@sos440 Could you relate your expression with mine (in an answer)? – draks ... Mar 15 '12 at 11:49

Maple says the definition for double factorial $n!!$ is: $$\mathrm{doublefactorial}(n)=2^{n/2} (2/\pi)^{1/4-1/4 \cos(\pi n)} (n/2)!,$$ and it looks like Mathematica is using this as well.
So, if $n$ is an even integer, $$n!! = 2^{n/2} \biggl(\frac{n}{2}\biggr)!$$ and if $n$ is an odd integer, $$n!! = 2^{(n+1)/2} \sqrt{\frac{1}{\pi}} \biggl(\frac{n}{2}\biggr)!$$ and of course factorial of non-integer is done in terms of the Gamma function. Now, divide and do asymptotics according to Stirling's formula, to get \begin{align} &\frac{(2n-1)!!}{(2n)!!} = \frac{1}{\sqrt{\pi}\;n!} \Bigl(n - \frac{1}{2}\Bigr)! \\ &\qquad= \frac{1}{\sqrt{\pi} \sqrt{n}} - \frac{1}{8 \sqrt{\pi} n^{3/2}} + \frac{1}{128 \sqrt{\pi} n^{5/2}} + \frac{5}{1024 \sqrt{\pi} n^{7/2}} - \frac{21}{32768 \sqrt{\pi} n^{9/2}} + O \Biggl(n^{-11/2}\Biggr) \end{align} There is no simple explanation for these coefficients. The coefficients in Stirling's formula involve Bernoulli numbers. And this is the quotient of two such asymptotic series, done by long division.
If $n$ is an integer, the two interpolation methods agree. That is when $\cos(2 n \pi) = 1$. – GEdgar Mar 14 '12 at 0:22

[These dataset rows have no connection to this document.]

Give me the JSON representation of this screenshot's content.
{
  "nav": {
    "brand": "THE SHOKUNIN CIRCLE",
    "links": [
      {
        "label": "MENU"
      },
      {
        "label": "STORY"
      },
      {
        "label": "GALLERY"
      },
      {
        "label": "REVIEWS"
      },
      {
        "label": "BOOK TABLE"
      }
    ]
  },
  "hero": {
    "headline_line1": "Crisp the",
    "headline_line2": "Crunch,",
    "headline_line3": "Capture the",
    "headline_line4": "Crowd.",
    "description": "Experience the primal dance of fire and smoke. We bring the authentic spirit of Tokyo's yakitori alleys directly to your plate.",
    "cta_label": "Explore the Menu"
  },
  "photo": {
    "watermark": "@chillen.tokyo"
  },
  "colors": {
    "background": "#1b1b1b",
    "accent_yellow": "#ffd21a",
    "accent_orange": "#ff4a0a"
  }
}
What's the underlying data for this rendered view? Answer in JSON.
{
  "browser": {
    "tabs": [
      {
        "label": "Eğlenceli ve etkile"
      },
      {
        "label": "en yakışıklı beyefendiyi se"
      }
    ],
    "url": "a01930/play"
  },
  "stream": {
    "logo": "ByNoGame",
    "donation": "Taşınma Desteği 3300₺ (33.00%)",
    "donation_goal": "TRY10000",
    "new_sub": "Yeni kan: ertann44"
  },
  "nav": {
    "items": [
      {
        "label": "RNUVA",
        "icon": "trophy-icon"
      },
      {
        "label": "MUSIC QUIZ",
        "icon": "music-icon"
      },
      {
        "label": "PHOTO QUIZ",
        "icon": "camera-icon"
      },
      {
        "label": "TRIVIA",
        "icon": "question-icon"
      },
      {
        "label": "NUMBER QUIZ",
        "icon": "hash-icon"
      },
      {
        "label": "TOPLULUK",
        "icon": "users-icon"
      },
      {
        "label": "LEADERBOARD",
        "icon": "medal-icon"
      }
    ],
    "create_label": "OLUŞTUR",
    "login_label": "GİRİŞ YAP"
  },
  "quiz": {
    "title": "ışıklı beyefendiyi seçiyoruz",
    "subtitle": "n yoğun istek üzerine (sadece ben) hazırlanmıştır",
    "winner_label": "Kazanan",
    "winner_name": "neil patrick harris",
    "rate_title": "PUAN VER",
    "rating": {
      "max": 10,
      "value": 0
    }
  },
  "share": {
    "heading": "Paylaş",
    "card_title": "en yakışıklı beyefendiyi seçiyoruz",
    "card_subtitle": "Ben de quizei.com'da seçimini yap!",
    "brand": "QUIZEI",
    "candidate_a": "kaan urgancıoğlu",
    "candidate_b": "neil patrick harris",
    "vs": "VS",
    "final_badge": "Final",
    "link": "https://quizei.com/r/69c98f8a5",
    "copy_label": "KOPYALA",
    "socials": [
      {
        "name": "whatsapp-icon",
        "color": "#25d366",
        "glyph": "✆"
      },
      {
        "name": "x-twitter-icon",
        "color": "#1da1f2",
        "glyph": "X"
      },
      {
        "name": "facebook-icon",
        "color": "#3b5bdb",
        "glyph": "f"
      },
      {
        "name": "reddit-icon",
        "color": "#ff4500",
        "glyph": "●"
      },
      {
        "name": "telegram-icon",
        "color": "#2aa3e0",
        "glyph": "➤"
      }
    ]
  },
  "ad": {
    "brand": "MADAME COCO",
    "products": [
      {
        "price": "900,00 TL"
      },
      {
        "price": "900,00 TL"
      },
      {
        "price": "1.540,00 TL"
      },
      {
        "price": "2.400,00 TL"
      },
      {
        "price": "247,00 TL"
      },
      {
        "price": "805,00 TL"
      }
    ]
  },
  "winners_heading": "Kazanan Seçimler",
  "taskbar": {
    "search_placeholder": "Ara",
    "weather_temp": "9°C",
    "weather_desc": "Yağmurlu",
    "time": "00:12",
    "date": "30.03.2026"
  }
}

Ah, integer $n$ is fine. Thanks. – draks ... Mar 14 '12 at 7:59
So I get $\displaystyle 2^{1/2} (2/\pi)^{-1/4[ \cos(\pi 2n)-\cos(\pi (2n-1))]} {n!}/{(n-1/2)!}$, when I apply the definition? Some parts of the WA given formula are already visible, but where does my series come from? – draks ... Mar 14 '12 at 11:45